By Jan Schultz
The Imperial Republican
Chase County’s Progressive Ag Farm Safety Day hosted 113 youths Monday for a day of learning that may save some lives some day.
That was the goal of the event, said coordinator Chris Tomky. She said children learned how to identify and deal with hazards they may face in an agricultural setting, along with other general safety information.
They gained the information by rotating through 10 different stations set up throughout the Chase County Fairgrounds, with snacks and a lunch in between.
“Over time, we hope that by sharing and applying the lessons learned at safety day, it will help reduce the number of rural children who die or are injured in farm accidents,” Tomky said.
The success of Safety Day, she said, was due in large part to the support of the organizations and volunteers who put on the safety demonstrations.
The youths were divided into groups with leaders, and went from station-to-station.
The stations included:
Fire extinguisher use, Jaws of Life demonstration—Imperial Volunteer Fire Dept. (two sessions)
First aid kids and 911 simulation—Imperial EMS.
Farm equipment dangers—Imperial FFA.
Chemical safety—Crop Production Services.
Gun safety—Nathan Vitosh, 4-H firearm instructor.
Water safety—Imperial police officer Ryan Wisnieski.
Loud noise and hearing loss—Chase County Comm. Hospital hospital trauma team members, Jessica Skomp, RN and Michelle Pursley, RN.
Sun exposure—Sandy O’Neil and Tonya Bush, local educators.
ATV safety—Staff from the University of Nebraska-Kearney.
Staff from Southwest Nebraska Health Dept. were on hand throughout the day making sure youths were safe during the day’s events.
Local church members provided cookies and bars for the participants’ snack times.
Seventy volunteers helped throughout the day, Tomky said.
The monetary funds provided last year by numerous sponsors for the first Ag Safety Day enabled the event to continue this year. Tomky said that shows great commitment to the community and its children.
Tomky said the Chase County 4-H clubs will look at another application for a 2012 Progressive Ag Foundation Safety Day.
Miss Nebraska USA makes appearance at Safety Day
Miss Nebraska USA Belinda Wright, 22, kicked off the day’s events with a short address to the Safety Day participants, leaders and volunteers.
Growing up in Scotia, Neb., she told the youngsters she, too, was from a farming community.
She also had a personal tragedy in her family. While competing at the pageant about a month and a half ago in Las Vegas, her 55-year-old father was killed in a farm accident.
She said they aren’t sure what happened, but he had been fixing fence and was using a skid steer. Her mother found him, she said.
“That’s why I think this day is great,” she said.
“Learning how to be safe and being educated on what you are doing” is important, she said.
Despite the death of her father, she returned to finish competing in the pageant, placed in the top 15 and was named Miss Congeniality.

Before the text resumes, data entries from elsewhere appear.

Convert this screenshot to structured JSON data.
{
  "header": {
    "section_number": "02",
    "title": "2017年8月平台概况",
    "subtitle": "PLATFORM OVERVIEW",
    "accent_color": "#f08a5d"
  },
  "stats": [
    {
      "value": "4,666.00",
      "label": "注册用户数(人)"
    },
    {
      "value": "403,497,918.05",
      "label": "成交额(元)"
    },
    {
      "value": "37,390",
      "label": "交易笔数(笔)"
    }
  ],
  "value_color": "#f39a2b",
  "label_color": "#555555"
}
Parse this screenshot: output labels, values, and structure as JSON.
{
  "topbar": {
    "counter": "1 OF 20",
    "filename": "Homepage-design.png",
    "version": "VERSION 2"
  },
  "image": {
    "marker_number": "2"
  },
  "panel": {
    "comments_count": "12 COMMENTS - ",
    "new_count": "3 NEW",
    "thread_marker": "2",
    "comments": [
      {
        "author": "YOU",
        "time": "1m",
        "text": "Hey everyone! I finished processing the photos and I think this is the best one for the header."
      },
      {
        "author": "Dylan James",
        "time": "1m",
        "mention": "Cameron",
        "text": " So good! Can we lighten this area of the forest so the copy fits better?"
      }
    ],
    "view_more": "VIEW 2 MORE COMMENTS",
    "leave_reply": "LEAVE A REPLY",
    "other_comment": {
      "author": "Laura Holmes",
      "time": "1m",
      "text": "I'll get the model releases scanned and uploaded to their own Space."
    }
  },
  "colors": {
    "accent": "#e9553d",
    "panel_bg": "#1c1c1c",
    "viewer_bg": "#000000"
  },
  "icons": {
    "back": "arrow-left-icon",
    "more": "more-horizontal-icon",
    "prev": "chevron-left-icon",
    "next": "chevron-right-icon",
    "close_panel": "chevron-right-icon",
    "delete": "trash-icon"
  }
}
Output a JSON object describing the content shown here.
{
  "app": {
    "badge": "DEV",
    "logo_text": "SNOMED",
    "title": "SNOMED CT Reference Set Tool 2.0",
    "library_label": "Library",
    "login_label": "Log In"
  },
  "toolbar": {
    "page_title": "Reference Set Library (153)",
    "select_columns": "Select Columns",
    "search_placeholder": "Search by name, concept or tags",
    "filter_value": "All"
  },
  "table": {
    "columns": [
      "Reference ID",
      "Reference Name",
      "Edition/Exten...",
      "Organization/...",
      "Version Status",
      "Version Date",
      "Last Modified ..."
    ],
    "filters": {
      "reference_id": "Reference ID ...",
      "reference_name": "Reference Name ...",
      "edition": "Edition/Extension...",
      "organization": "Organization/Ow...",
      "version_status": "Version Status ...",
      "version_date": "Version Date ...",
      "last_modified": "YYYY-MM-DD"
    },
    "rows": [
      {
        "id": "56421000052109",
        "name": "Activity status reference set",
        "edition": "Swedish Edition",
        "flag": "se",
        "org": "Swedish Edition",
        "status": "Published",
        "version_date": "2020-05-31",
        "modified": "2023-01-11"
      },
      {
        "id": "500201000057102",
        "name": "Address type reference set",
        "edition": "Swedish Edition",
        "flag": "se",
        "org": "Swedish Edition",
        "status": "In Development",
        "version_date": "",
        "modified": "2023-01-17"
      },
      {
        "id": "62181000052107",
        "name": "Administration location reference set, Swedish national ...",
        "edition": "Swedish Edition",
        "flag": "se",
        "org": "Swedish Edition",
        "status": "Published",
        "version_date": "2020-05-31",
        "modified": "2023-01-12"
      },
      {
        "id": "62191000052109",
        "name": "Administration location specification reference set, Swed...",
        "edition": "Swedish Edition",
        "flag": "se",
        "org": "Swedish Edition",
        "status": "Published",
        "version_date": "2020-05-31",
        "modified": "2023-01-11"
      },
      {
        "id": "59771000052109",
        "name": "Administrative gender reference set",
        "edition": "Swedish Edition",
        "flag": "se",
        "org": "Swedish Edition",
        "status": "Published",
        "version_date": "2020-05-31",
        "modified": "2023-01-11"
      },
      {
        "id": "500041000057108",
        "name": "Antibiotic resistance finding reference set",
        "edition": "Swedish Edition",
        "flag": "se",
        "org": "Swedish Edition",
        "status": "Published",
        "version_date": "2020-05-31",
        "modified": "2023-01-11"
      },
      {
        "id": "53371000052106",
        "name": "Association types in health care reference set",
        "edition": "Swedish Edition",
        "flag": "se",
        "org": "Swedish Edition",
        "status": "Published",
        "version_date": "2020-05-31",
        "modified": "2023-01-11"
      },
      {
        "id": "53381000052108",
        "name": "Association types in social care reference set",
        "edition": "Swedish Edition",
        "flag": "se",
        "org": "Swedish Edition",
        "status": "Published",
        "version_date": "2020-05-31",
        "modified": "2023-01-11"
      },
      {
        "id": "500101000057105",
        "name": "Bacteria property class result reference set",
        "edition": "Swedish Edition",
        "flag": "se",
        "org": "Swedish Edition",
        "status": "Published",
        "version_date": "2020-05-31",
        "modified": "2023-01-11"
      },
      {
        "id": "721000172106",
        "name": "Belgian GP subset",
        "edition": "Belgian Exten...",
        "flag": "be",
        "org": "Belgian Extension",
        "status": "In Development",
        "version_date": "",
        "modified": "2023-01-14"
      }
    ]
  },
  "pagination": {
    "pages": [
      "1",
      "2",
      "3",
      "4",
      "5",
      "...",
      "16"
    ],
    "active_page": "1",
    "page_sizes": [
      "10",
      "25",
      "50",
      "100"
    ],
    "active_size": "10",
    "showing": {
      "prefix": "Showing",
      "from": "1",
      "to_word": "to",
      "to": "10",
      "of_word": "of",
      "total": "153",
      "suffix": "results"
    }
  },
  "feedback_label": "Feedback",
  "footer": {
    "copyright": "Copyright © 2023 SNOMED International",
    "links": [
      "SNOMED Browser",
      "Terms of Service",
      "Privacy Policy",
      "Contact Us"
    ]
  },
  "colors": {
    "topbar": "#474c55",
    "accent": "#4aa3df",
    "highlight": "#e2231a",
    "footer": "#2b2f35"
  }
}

Wright told the youngsters she has only been competing in pageants for two years.
She is a senior at The University of Nebraska-Lincoln, where she is majoring in clothing and textile design and advertising.